Fry does not seek, like Eliot in The Cocktail Party, to keep his verse fairly close to prose. Fry’s is full-blown poetry, and it is nourished by a superb vocabulary. At times the language is unabashedly sumptuous and at times wonderfully beautiful. Fry produces startlingly funny effects through the intrusion of colloquialism into the poetry, or by the juxtaposition of the modern (phrase or idea) and the medieval. His wit ranges from bold puns to flashing epigrams and elegant irony. There is nothing in the least pretentious or elusive in Fry’s appeal: his play is most enjoyable to read. The Lady’s Not Far Burning introduces a writer who has restored to language a richness and delight which we haven’t been treated to for a long time.

“The Dark and Bloody Ground”

Robert Penn Warren, whose three novels— Night Rider, At Heaven’s Gate, and All the King’s Men - have established him as one of our leading writers, has again given us a big, tumultuous story of political life in the South. World Enough and Time (Random House, $3.50), a Literary Guild selection, has as its setting Kentucky in the early nineteenth century, the “Dark and Bloody Ground" where the frontier was gradually pushed back in the great Western expansion movement, and where a man’s right to vote had often to be asserted by force. The novel’s underlying concern is with the idea of justice; with man’s perennial longing for justice and with the corruption that proliferates in the name of justice; with the perennial conflict between the just end and the means of attaining it.
World Enough and Time traces the brief and stormy career of Jeremiah Beaumont, who grew up in a backwoods log cabin. At eighteen, Jeremiah was taken into the office of a prominent and respected Kentucky politician, Colonel Fort. Two years later young Beaumont’s idealism caused him to break with his patron: ho learned from a friend, Willkie Baron, that Fort had seduced a wellborn and beautiful young woman and abandoned her when she bore him an illegitimate child. Jeremiah sought out this Rachel Jordan and in due course married her, having first promised that he would kill the Colonel. Hereafter Beaumont’s five-year-long vendetta is the central thread in an intricate drama of Kentucky politics.

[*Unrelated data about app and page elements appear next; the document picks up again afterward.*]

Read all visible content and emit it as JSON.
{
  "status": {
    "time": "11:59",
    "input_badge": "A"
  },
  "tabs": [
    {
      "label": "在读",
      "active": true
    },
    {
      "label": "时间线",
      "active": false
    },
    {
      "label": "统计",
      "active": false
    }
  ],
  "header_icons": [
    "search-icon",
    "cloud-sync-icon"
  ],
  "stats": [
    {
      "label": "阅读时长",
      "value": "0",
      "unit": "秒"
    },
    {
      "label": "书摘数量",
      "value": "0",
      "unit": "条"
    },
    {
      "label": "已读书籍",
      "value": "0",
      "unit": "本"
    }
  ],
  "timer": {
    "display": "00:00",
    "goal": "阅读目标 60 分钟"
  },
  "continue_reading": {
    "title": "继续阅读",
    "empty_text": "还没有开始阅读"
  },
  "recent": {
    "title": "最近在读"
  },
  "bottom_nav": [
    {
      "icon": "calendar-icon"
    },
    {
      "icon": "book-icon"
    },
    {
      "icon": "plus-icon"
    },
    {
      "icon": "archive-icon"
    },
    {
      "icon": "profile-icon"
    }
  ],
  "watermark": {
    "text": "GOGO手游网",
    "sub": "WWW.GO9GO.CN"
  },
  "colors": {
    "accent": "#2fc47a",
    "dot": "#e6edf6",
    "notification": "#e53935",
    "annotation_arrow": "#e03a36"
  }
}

Warren brings into his novel a host of minor characters who typify the era — figures such as the backwoods doctor-schoolmaster, Leicester Burnham, a scholar who wrote Latin poems celebrating the natural beauties of Kentucky and chaste couplets in the style of Pope giving advice on diet, and who was also adept at banishing distempers with a dose of his “elixir vitriol in wine”; the itinerant preacher, Corinthian McClardy, whose spellbinding revival meetings drew the frontiersmen and their wives by the thousands; the radical newspaper editor, Percival Skrogg, a firebrand who found it advisable to wear a chain-mail undershirt.
The detail which Warren lavishes on some of his secondary personages gives the book vividness and breadth as a tapestry of the period; but it has its drawbacks in a novel that goes far beyond being a period piece. I found the regional historian intruding on the artist, who interested me much more; and the author’s diffusiveness puts a slight damper on the reader’s emotions. This is my one reservation about Mr. Warren’s fine, superbly written novel.